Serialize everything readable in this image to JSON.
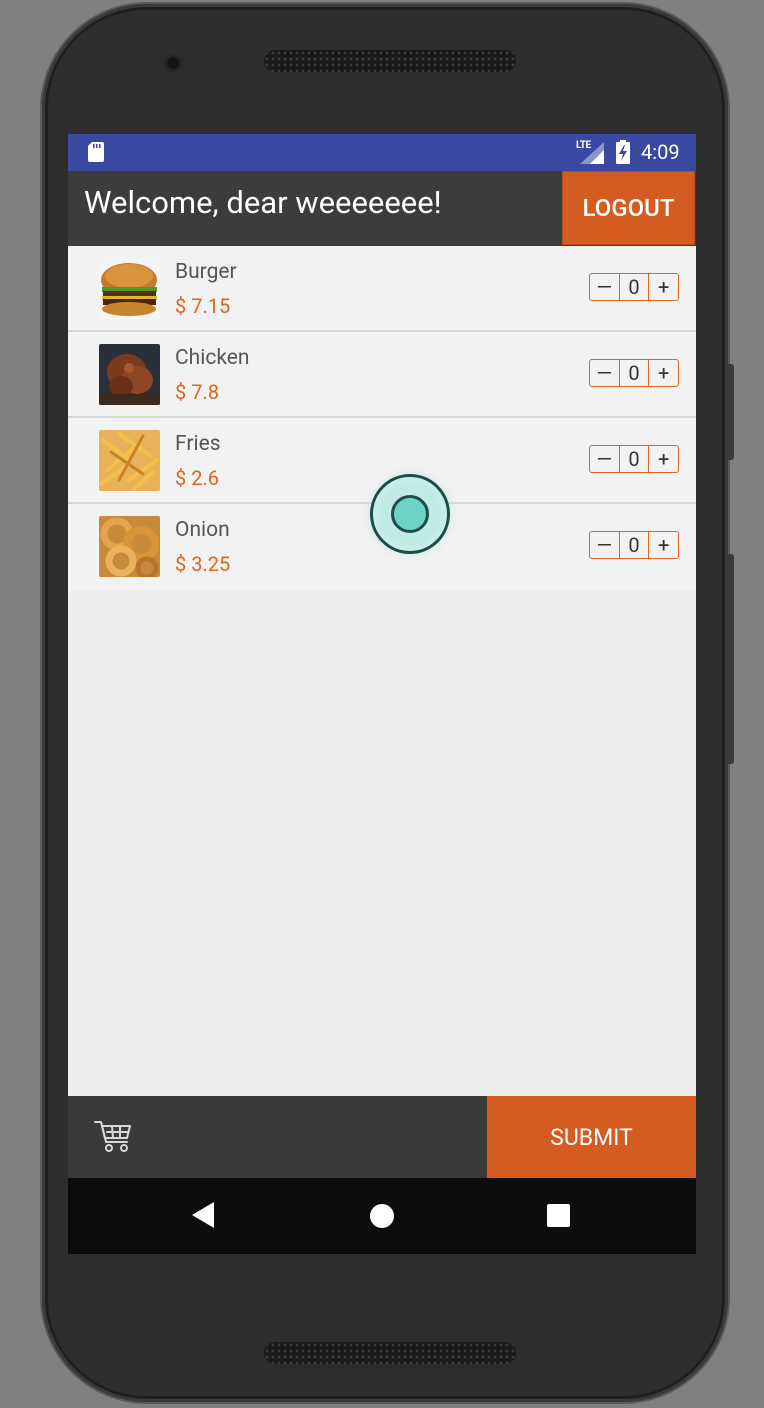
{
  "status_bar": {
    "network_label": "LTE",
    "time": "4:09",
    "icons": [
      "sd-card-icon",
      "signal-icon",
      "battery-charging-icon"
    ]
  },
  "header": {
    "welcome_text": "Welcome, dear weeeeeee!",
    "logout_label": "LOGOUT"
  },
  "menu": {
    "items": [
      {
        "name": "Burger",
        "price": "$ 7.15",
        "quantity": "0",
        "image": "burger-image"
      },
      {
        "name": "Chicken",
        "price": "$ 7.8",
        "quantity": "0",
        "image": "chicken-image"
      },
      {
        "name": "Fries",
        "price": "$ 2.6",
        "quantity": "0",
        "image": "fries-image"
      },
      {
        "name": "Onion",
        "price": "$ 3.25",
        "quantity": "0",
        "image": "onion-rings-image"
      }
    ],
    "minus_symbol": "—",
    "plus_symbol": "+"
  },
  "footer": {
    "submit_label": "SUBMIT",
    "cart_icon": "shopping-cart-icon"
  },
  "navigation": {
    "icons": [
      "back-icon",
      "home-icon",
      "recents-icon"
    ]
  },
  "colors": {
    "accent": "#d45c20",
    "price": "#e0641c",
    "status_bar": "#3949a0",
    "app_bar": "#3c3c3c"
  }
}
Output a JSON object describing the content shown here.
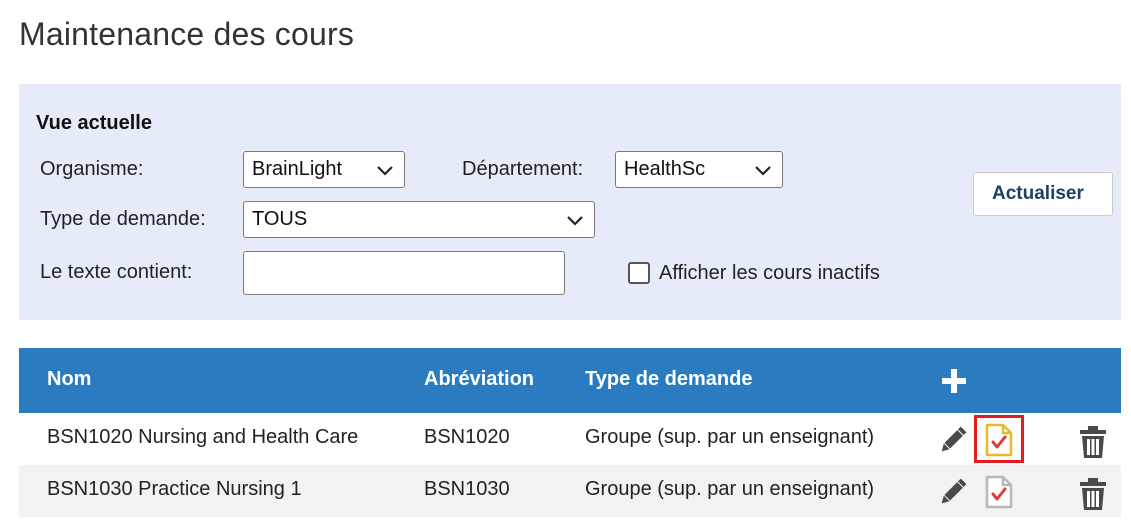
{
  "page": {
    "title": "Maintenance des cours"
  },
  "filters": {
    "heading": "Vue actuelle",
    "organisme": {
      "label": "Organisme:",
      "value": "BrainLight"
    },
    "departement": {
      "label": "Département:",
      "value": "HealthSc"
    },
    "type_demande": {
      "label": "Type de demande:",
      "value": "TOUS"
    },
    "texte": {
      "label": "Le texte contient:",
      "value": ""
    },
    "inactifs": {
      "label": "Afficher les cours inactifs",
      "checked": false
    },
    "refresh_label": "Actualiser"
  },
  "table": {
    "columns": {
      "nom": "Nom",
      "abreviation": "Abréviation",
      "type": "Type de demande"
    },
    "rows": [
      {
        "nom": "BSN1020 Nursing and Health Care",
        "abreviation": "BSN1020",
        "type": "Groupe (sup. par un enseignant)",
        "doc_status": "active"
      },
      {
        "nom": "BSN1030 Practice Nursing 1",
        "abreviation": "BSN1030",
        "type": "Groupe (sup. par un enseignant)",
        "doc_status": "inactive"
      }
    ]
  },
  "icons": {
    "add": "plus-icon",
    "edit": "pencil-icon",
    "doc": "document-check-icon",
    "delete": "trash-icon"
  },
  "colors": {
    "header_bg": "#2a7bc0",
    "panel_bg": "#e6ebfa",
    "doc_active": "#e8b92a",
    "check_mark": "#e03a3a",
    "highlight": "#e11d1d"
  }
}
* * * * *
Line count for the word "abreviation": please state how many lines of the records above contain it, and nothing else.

3